Because Samarron's rights under the Confrontation Clause were violated and because we cannot find the error harmless, we reverse the judgment of the trial court and remand this cause to the trial court for further proceedings consistent with this opinion.
2. Samarron's attorney is referring to Samarron's pre-trial motion that argued for the suppression of Garcia's identification because the police showed him a single photograph. The trial court denied Samarron's motion.
3. The medical examiner testified that Villatoro's fatal injury was the “stab wound to the trunk.”
4. Even though we are sustaining Samarron's second issue and holding that Garcia's statement was erroneously admitted in violation of the Confrontation Clause, we must still consider Garcia's statement for purposes of sufficiency. The court of criminal appeals has explained:In assessing the sufficiency of the evidence to support conviction, a reviewing court must consider all evidence which the jury was permitted, whether rightly or wrongly, to consider. In the event a portion of this evidence was erroneously admitted, the accused may complain on appeal of such error. If his complaint has merit and the error is reversible, ․ a new trial should be ordered. But jurors do not act irrationally taking such evidence into account, since they are bound to receive the law from the trial judge.
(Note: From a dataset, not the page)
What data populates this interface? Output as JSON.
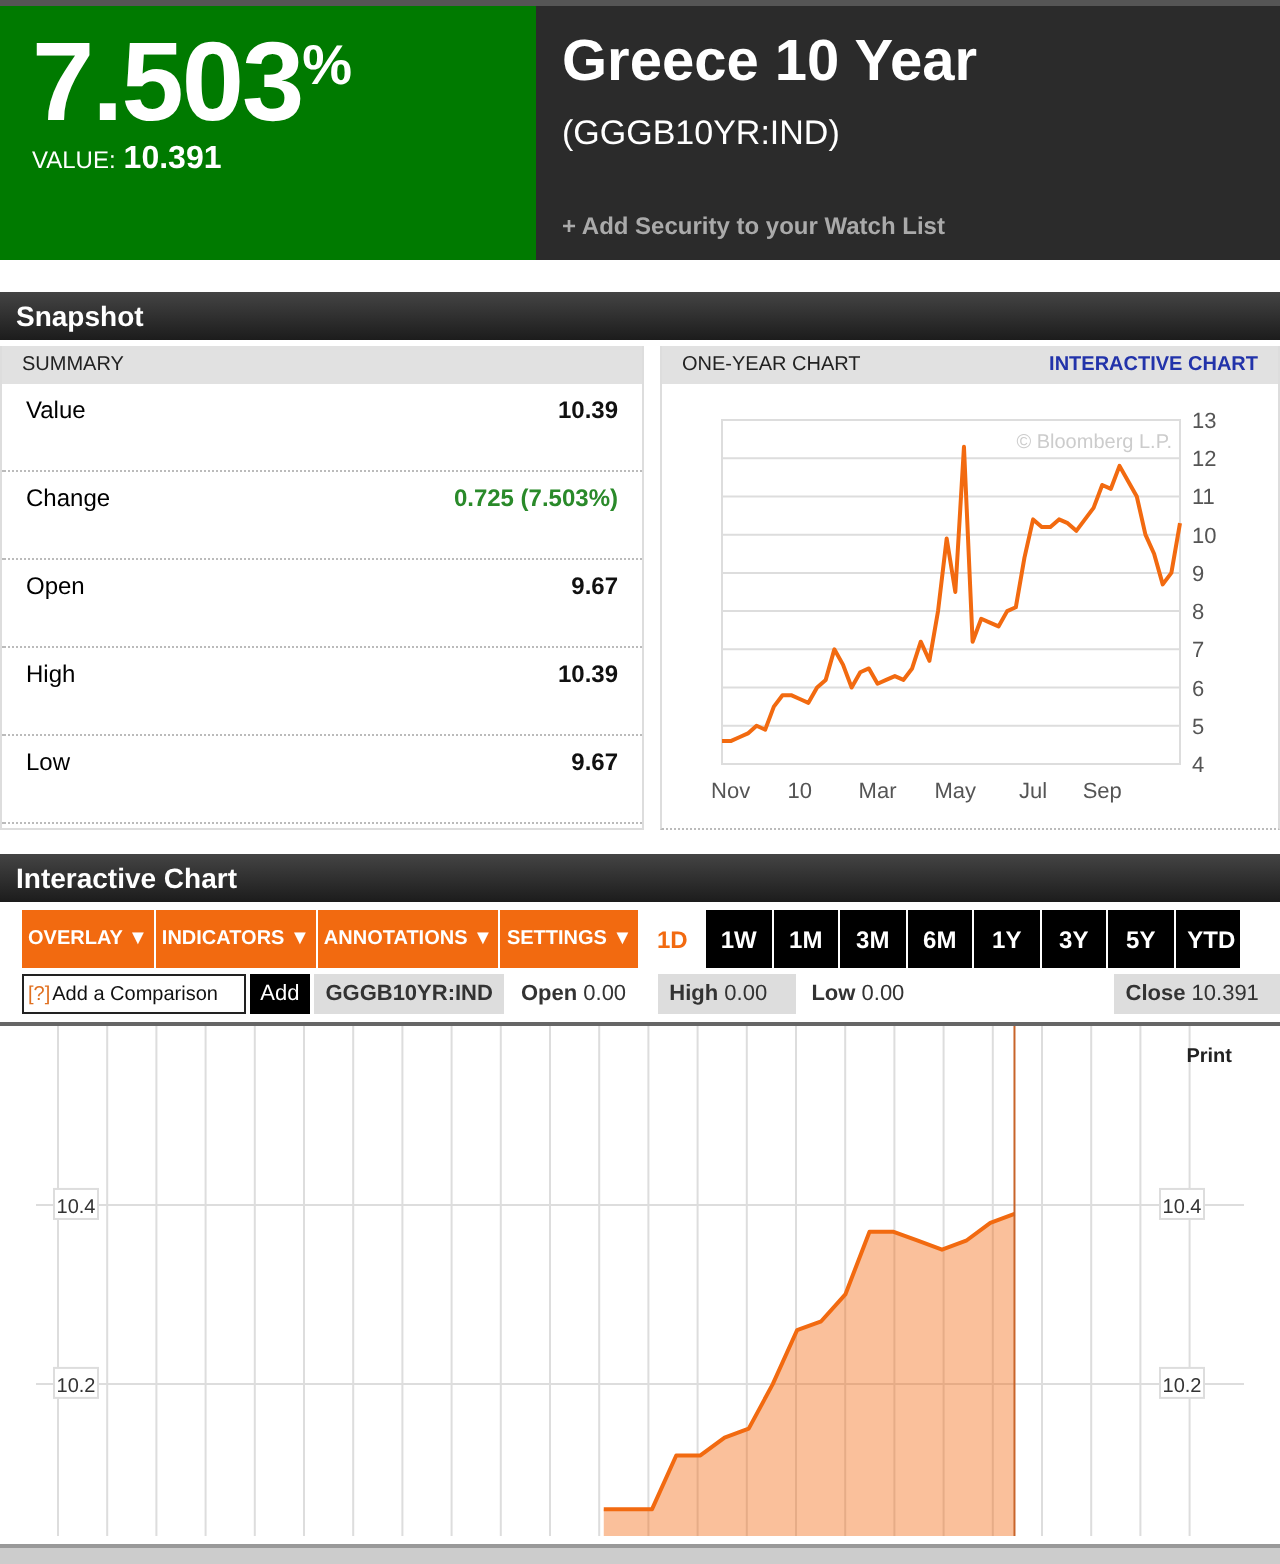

All evidence which the trial judge has ruled admissible may therefore be weighed and considered by the jury, and a reviewing court is obliged to assess the jury's factual findings from this perspective.Thomas v. State, 753 S.W.2d 688, 695 (Tex.Crim.App.1988) (emphasis in original) (citations omitted); accord Moff v. State, 131 S.W.3d 485, 488 & n. 11 (Tex.Crim.App.2004).
5. Samarron also argues that his rights under article 1, section 10 of the Texas Constitution were violated. Samarron, however, has not explained how his rights under the Texas Constitution would differ from those under the United States Constitution. Samarron has, therefore, improperly briefed the issue of whether his rights under the Texas Constitution were violated. See Tex. r.App. P. 38.1(h).
6. In his petition for discretionary review, Samarron argues that Crawford should apply retroactively. The Supreme Court's retroactivity analysis, however, is not an issue here as Samarron is still on direct appeal. His conviction is not yet final. Whether new constitutional rules apply retroactively is applicable when a defendant is collaterally attacking his conviction. Under the Supreme Court's “retroactivity analysis as set forth in Teague v. Lane, 489 U.S. 288, 109 S.Ct. 1060, 103 L.Ed.2d 334 (1989), federal habeas corpus petitioners may not avail themselves of new rules of criminal procedure outside two narrow exceptions.” Beard v. Banks, 542 U.S. 406, ----, 124 S.Ct. 2504, 2508, 159 L.Ed.2d 494, 500-501 (2004). Thus, under Teague, unless they fall within one of these exceptions to the general rule, “new constitutional rules of criminal procedure will not be applicable to those cases which have become final before the new rules are announced.” Teague, 489 U.S. at 310, 109 S.Ct. 1060. A conviction becomes “final” for purposes of Teague's retroactivity analysis when “the availability of direct appeal to the state courts has been exhausted and the time for filing a petition for a writ of certiorari has elapsed or a timely filed petition has been finally denied.” Beard, 542 U.S. at ----, 124 S.Ct. at 2510 (citations omitted).
7. The Court held that “[w]here nontestimonial hearsay is at issue, it is wholly consistent with the Framers' design to afford the States flexibility in their development of hearsay law-as does Roberts, and as would an approach that exempted such statements from Confrontation Clause scrutiny altogether.” Crawford, 541 U.S. at ----, 124 S.Ct. at 1374.
Opinion by KAREN ANGELINI, Justice.